If b is a 64-element BitArray, then b.chunks[1] is the same data as an Int64, but in bit-reversed order. There are various algorithms for efficiently bit-reversing back to regular order; I’m not sure which one is the fastest, but you can definitely do better than going bit-by-bit.

(But if this conversion is really performance-critical for you then a BitArray may not be the best choice of data structure.)


#4
function revbits(z::UInt64)
           z = (((z & 0xaaaaaaaaaaaaaaaa) >>  1) | ((z & 0x5555555555555555) <<  1))
           z = (((z & 0xcccccccccccccccc) >>  2) | ((z & 0x3333333333333333) <<  2))
           z = (((z & 0xf0f0f0f0f0f0f0f0) >>  4) | ((z & 0x0f0f0f0f0f0f0f0f) <<  4))
           z = (((z & 0xff00ff00ff00ff00) >>  8) | ((z & 0x00ff00ff00ff00ff) <<  8))
           z = (((z & 0xffff0000ffff0000) >> 16) | ((z & 0x0000ffff0000ffff) << 16))
           z = (((z & 0xffffffff00000000) >> 32) | ((z & 0x00000000ffffffff) << 32))
           return z
       end

not the fastest (table lookups are) but handy


#5

It might be even easier to just build your own array type that just uses the Int directly as its storage:

julia> mutable struct IntBitVec <: AbstractVector{Bool}
           data::UInt64
       end
       Base.size(::IntBitVec) = (64,)
       @inline function Base.getindex(v::IntBitVec, i::Int)
           @boundscheck checkbounds(v, i)
           v.data & (1 << (i-1)) != 0 # Just change i-1 to 65-i to reverse the bits
       end

julia> IntBitVec(1)
64-element IntBitVec:
  true
 false
 false
 false
     ⋮

julia> IntBitVec(2)
64-element IntBitVec:
 false
  true
 false
 false
     ⋮

`reinterpret` to a single value from an array of a smaller data type
#6

A somewhat low effort solution is to punt the problem to llvm:

@inline bitreverse(x::UInt64)=
          Base.llvmcall(("declare i64 @llvm.bitreverse.i64(i64)",
        "%retval = call i64 @llvm.bitreverse.i64(i64 %0)
        ret i64 %retval"), UInt64, Tuple{UInt64}, x)

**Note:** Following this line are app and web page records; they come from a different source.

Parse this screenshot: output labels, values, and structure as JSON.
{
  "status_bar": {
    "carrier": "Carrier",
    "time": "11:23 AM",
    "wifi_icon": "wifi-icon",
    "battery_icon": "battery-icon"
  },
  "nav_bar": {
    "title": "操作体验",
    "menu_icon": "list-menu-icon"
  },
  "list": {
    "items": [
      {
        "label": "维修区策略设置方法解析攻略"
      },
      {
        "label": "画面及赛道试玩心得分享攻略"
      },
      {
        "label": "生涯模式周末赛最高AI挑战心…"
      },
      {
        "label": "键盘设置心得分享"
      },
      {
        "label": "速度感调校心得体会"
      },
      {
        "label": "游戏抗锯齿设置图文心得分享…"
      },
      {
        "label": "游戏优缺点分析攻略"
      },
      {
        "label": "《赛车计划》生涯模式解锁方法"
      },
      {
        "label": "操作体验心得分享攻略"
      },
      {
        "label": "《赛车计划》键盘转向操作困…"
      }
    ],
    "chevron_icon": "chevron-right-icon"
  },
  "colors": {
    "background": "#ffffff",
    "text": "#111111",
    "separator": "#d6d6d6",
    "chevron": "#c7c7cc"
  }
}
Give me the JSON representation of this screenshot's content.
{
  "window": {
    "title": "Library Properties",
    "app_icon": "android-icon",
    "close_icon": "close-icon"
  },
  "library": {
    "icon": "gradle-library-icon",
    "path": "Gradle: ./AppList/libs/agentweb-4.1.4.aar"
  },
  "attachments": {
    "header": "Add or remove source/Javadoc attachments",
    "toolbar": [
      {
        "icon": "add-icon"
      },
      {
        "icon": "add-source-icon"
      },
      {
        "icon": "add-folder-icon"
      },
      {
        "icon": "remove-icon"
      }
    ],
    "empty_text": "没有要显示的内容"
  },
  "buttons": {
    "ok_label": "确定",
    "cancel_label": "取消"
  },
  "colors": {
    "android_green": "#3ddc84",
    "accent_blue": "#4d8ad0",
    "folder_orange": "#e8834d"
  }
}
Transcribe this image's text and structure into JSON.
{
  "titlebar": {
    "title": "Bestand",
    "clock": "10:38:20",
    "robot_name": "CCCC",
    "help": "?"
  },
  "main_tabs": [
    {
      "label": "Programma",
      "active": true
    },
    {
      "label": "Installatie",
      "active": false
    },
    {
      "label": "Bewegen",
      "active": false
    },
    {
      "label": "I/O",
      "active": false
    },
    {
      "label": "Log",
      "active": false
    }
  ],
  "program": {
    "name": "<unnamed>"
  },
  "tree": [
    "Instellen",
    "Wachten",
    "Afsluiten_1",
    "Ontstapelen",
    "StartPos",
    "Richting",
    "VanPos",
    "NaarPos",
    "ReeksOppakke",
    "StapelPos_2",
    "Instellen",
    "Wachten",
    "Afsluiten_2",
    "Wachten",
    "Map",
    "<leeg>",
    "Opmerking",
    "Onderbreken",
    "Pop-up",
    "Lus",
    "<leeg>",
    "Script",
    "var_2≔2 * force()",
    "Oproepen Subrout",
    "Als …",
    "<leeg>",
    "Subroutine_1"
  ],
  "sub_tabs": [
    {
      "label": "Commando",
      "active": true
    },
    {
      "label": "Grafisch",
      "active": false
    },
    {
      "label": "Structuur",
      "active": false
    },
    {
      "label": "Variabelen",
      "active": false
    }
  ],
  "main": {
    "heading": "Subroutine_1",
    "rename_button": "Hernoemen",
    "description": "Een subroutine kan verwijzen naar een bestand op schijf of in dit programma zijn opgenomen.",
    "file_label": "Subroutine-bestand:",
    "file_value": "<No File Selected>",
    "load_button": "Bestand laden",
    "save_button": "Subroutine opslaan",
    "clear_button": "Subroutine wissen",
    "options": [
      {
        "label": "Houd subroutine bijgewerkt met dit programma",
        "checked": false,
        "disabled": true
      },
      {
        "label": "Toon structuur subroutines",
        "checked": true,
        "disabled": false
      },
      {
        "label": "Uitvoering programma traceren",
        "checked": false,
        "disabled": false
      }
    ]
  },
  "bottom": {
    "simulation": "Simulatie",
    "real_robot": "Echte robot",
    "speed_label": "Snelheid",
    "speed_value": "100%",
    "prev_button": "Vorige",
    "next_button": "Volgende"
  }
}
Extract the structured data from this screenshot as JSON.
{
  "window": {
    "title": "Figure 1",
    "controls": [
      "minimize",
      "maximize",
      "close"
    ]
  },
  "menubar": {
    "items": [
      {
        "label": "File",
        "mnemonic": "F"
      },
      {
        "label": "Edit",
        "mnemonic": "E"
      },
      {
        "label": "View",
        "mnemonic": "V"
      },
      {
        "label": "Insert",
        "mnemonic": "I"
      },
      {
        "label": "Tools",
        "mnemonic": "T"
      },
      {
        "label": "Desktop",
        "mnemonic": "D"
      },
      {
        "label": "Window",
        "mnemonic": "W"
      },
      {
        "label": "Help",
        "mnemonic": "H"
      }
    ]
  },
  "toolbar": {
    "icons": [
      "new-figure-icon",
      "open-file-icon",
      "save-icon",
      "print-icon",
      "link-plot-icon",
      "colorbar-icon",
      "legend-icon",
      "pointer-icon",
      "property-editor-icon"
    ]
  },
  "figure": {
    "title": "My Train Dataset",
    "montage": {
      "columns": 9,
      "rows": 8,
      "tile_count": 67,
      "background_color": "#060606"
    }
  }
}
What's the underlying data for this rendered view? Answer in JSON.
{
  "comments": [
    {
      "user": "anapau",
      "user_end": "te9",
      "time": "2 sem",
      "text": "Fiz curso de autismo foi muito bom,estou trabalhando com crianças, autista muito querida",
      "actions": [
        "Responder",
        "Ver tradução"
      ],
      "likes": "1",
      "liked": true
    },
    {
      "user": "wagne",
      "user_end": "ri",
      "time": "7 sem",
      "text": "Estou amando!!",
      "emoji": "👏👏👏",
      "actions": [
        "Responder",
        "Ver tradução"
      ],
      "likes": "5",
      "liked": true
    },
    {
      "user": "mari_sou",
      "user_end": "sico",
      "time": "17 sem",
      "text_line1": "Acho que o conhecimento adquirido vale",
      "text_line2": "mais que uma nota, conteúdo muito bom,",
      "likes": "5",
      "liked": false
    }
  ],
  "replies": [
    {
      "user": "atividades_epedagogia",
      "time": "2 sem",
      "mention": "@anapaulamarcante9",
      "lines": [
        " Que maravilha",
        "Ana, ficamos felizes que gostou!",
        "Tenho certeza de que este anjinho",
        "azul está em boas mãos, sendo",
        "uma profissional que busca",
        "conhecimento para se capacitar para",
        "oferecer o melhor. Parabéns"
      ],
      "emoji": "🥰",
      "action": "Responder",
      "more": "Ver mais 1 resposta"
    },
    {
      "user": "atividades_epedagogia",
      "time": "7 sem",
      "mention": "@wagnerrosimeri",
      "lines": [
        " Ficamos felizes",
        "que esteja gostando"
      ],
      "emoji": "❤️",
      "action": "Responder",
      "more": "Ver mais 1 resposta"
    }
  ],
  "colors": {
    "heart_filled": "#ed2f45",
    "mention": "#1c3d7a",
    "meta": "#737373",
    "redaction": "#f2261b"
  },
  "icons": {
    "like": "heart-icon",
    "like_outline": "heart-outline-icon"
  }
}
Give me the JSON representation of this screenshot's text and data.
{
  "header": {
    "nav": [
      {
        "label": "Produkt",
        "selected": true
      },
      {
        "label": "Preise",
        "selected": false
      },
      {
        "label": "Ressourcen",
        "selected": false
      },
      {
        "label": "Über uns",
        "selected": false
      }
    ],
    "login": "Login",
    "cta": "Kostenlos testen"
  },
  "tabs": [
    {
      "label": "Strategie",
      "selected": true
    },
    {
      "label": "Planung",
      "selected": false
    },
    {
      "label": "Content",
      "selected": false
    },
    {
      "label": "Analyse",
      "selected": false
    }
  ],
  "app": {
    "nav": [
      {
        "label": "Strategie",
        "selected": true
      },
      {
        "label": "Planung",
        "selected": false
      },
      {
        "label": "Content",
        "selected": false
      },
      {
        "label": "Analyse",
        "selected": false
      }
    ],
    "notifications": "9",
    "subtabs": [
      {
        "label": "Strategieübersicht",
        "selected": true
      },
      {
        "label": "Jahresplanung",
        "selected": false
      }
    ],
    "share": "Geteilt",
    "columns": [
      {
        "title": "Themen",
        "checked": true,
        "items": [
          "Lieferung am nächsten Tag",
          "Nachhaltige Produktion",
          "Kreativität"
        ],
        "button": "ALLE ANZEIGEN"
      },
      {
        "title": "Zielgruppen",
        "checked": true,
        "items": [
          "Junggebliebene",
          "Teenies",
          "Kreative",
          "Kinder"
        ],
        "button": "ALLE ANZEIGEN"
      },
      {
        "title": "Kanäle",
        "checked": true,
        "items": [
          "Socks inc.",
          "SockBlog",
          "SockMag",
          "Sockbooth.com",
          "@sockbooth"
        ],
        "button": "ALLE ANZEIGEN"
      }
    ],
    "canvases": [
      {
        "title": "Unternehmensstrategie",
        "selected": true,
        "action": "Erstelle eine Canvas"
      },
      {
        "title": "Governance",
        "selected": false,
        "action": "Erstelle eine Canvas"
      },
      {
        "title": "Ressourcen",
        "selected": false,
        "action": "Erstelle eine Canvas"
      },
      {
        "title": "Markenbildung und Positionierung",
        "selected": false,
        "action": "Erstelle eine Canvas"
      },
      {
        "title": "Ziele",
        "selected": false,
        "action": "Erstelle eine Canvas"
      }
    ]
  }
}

This gives beautiful @code_llvm; but JeffreySarnoff’s variant is surprisingly much better than the llvm intrinsic:

using BenchmarkTools
zz=rand(UInt64)
@btime bitreverse($zz)
#30.144 ns (0 allocations: 0 bytes)
@btime revbits($zz)
#  8.298 ns (0 allocations: 0 bytes)

Props; I would not have expected to do better than the authors of llvm implementing an intrinsic, especially if you compile through llvm!


#7

Here’s another attempt using matrix multiply

ba = BitArray(rand(20, 64) .> 0.5);
@time ba * xbitmap 
> 0.000013 sec (5 alloc, 400 bytes)

ba = BitArray(rand(200000, 64) .> 0.5);
@time ba * xbitmap 
> 0.068 sec (6 alloc, 1.52MiB bytes) 

at 20,000,000 x 64 it takes 10.x sec (/9.6 GiB) to generate the bitarray and 8.x sec(/150MiB) to convert back to Int64’s